Friday, January 9, 2015


[Solidarité. Illustration by Ana Juan. From The New Yorker website. Click for a larger view.]

comments: 3

The Crow said...

I just read an editorial piece from the New Yorker I found exceedingly thought provoking, but I'm guessing you already read it.

Michael Leddy said...

Thanks, Martha. I hadn’t seen this one. Yes, it’s deeply thoughtful.

Anonymous said...
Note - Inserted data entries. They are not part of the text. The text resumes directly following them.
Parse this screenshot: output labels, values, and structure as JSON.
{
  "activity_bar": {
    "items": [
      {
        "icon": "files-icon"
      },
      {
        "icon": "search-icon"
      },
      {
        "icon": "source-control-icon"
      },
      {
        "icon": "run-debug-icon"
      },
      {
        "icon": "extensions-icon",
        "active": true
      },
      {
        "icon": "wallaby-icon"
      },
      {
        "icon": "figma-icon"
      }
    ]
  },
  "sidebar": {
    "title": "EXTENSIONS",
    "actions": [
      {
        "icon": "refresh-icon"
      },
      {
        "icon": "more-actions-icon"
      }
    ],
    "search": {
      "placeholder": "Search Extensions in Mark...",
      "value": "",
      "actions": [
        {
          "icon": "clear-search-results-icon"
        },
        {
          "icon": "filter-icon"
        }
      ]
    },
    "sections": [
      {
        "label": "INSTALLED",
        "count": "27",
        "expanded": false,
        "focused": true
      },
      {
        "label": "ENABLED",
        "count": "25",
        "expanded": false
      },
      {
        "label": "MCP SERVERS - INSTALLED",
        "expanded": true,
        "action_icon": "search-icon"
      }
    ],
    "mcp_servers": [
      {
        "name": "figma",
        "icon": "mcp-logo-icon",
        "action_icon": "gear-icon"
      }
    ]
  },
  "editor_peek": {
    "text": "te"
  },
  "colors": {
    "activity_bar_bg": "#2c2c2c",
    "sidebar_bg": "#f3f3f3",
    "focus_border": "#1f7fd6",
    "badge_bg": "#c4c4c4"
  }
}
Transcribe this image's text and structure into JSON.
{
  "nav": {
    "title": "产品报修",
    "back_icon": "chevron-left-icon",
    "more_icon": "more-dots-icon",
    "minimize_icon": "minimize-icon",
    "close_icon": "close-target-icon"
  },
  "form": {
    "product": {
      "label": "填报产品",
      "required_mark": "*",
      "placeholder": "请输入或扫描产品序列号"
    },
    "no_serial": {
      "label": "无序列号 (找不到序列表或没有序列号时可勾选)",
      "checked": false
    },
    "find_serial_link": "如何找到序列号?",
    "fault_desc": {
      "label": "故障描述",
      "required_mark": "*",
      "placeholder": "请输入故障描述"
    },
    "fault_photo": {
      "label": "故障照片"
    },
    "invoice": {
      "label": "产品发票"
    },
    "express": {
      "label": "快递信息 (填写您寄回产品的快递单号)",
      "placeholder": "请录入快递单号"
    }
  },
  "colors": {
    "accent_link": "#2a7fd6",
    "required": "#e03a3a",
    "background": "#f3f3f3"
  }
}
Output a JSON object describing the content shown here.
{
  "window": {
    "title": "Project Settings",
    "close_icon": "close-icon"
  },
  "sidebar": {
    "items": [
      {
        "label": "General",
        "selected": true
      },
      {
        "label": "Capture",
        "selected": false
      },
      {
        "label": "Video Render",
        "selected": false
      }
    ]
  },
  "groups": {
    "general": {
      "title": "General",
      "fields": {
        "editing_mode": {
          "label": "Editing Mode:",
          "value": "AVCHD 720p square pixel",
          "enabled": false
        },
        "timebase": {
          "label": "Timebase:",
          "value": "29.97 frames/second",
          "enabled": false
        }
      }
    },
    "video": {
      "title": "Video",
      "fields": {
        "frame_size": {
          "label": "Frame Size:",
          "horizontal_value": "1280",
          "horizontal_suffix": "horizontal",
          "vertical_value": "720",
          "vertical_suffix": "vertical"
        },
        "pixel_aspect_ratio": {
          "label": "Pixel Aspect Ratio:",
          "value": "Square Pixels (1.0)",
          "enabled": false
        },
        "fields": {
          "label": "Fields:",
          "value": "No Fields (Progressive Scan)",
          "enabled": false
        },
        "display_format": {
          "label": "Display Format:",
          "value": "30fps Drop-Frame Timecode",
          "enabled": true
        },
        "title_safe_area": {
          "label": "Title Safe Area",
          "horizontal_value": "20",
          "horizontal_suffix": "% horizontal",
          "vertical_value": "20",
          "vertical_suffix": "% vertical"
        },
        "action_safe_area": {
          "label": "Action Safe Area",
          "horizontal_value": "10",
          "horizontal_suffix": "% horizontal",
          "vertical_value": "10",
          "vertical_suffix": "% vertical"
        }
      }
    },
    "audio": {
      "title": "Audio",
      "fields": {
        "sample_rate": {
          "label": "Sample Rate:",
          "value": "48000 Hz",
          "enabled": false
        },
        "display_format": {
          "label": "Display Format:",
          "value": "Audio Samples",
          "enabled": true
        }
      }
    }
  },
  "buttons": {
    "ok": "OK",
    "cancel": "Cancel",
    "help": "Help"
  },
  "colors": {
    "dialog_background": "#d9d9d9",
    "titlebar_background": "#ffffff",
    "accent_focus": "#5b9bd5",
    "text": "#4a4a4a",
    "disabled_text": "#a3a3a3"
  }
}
The New Yorker piece seems an odd collection of complaints about colonialism and control for some, but not all. The plain truth of the world and its history is that all groups, mine and yours, seek to control in a variety of ways, many of them militaristic. Positing a world without conflict is rather like positing a novel without dramatic conflict, something no writer nor pen has accomplished. I wager the world will long war between its groups, for it is not only horrendous to hate but often politically fashionable as well. Them. Us. You. Me. Conflict is the thing, and remains the thing. As someone observed, both business and politics are war extended into other domains. How can it be otherwise? I choose the Western Judeo-Christian traditions, for all the witch burnings and victims of the Inquisition number in the thousands, while the cultural wars between freedom and tyranny number in the millions. I choose the Western tradition for its literature, art, music and dramas. I choose this for its technological potentiality and generalized civility in an age too willing to be uncivil. The Solidarité moment in Paris today suggests something like that too. When thought provokes, it provokes. Here's one: there will be precious few witch burnings in our West anymore but many more crucifixions in the Islamic State in the coming months, as floggings in Saudi Arabia for blogging, dear Orange Crate blogger. Solidarity does not require us to flagellate for past sins, when present sins overwhelm.